The garden contains Newfoundland native trees such as balsam fir, white spruce, mountain ash, and red maple. There is also a collection of native shrubs including crackerberry, cinquefoil and trailing juniper.
You can find this garden between the skate park and School Lane.
Plans for a forest garden, next to the Newfoundland garden, started in winter 2019. It has been planned by the volunteers and has three aims which are to:
- create a sustainable layered ecosystem through careful planting combinations
- incorporate edible and useful plants for the benefit of the volunteers and the general public
- encourage greater biodiversity of all wildlife through our management of the garden
The garden has been planted with trees, shrubs and perennial plants, mixed in such a way as to mimic the structure of a natural forest. We hope to produce stable soils which can hold twice as much carbon as trees.
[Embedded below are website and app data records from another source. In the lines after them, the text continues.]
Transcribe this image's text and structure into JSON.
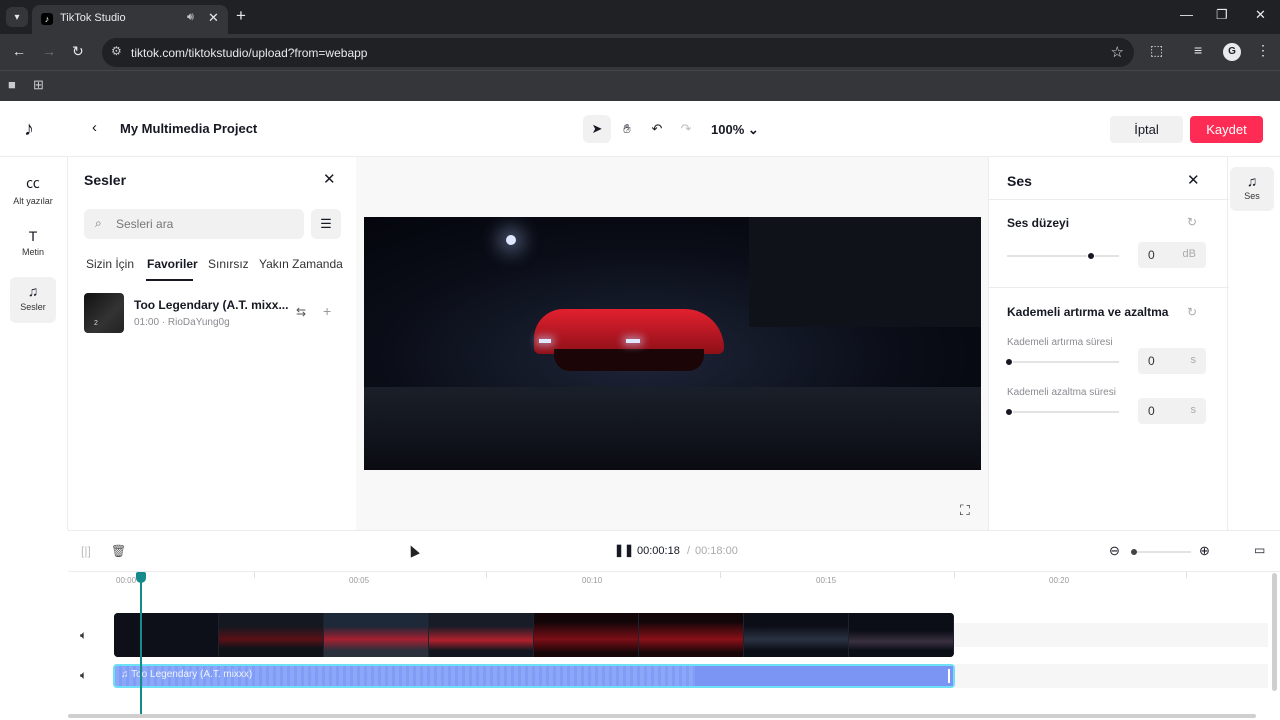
{
  "browser": {
    "tab_title": "TikTok Studio",
    "url": "tiktok.com/tiktokstudio/upload?from=webapp"
  },
  "header": {
    "back_icon": "chevron-left-icon",
    "project_title": "My Multimedia Project",
    "zoom": "100%",
    "cancel_label": "İptal",
    "save_label": "Kaydet",
    "accent_color": "#fe2c55"
  },
  "left_nav": {
    "items": [
      {
        "label": "Alt yazılar",
        "icon": "captions-icon"
      },
      {
        "label": "Metin",
        "icon": "text-icon"
      },
      {
        "label": "Sesler",
        "icon": "music-icon"
      }
    ]
  },
  "sounds_panel": {
    "title": "Sesler",
    "search_placeholder": "Sesleri ara",
    "tabs": [
      "Sizin İçin",
      "Favoriler",
      "Sınırsız",
      "Yakın Zamanda"
    ],
    "active_tab": "Favoriler",
    "tracks": [
      {
        "name": "Too Legendary (A.T. mixx...",
        "duration": "01:00",
        "artist": "RioDaYung0g",
        "meta": "01:00 · RioDaYung0g"
      }
    ]
  },
  "props_panel": {
    "title": "Ses",
    "volume_title": "Ses düzeyi",
    "volume_value": "0",
    "volume_unit": "dB",
    "volume_level": 0.75,
    "fade_title": "Kademeli artırma ve azaltma",
    "fade_in_label": "Kademeli artırma süresi",
    "fade_in_value": "0",
    "fade_out_label": "Kademeli azaltma süresi",
    "fade_out_value": "0",
    "seconds_unit": "s"
  },
  "right_rail": {
    "label": "Ses"
  },
  "timeline": {
    "current_time": "00:00:18",
    "separator": "/",
    "total_time": "00:18:00",
    "ruler_ticks": [
      "00:00",
      "00:05",
      "00:10",
      "00:15",
      "00:20"
    ],
    "audio_clip_label": "Too Legendary (A.T. mixxx)"
  }
}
Funding for this work has been secured through local company sponsorship helping to reduce their carbon footprint through tree planting.
A climate change garden (planted by the Town Park volunteers in autumn 2019) features herbaceous perennials that:
- combine drought tolerance,
- provide a good source of nectar and pollen for bees and butterflies;
- capture air pollutants and soil contaminants.
This small circular bed is at the top of the Cherry Orchard.
This garden, opened in 1984, was built as a scented garden for blind people. The garden was constructed in memory of Millicent Bach, a former member of Harlow Council, as well as the daughter of Herbert Bach – founder of the original Addison Health Centre.
The garden features shrubs grown for their smell, touch and colour. It was renamed the sensory garden in 2014 after renovation by the Town Park volunteers.
Find the garden just off Park Lane, on the opposite side of the road to the water garden. The storytelling area, located next to the sensory garden, is popular with young families.
The walled garden was the former plant nursery for the park and is located next to Pets' Corner. It is managed by the Town Park and Pets' Corner volunteers and other groups such as Harlow College and Open Road.
The walled garden contains a polytunnel, greenhouse, raised beds, nature trail, demonstration bee garden and beehive, where local people can grow vegetables for their use.
The beehive supplies honey (when available), which is sold in the Pets' Corner gift shop.
The garden is also the home of Harlow Men's Shed - a safe space for men to talk openly whilst taking part in practical activities.
If you would like to remember a loved one, you can apply for a memorial in Harlow Town Park.
For more information, look at our memorials page
We have 4 orienteering courses in the Town Park, which we have created with help from Chigwell and Epping Forest Orienteering Club.
We encourage visitors to use the maps to explore all areas of the Town Park, whilst getting some exercise and having plenty of fun.
- Short course map (pdf) - 1.5km 9 controls
- Medium course map (pdf) - 2.5km 13 controls
- Long course map (pdf) - 4.1 km 17 controls
- Score course map (pdf) - all 23 controls
- Control descriptions (xlsx)
Control markers can be found across the whole of the Town Park and have a red and white plate - the top left hand corner shows the marker number, the bottom right corner has 2 letters which you write on the description sheet.
If you are interested in the management and development of the park, then you might want to join the Town Park Users Group.
The group meets 4 times a year - you can find details of upcoming meetings on our events page.
New members are always welcome. Contact Mike Ruocco on 01279 425595 or email email@example.com
For information on volunteering opportunities, including the Town Park Volunteers, look at our volunteering page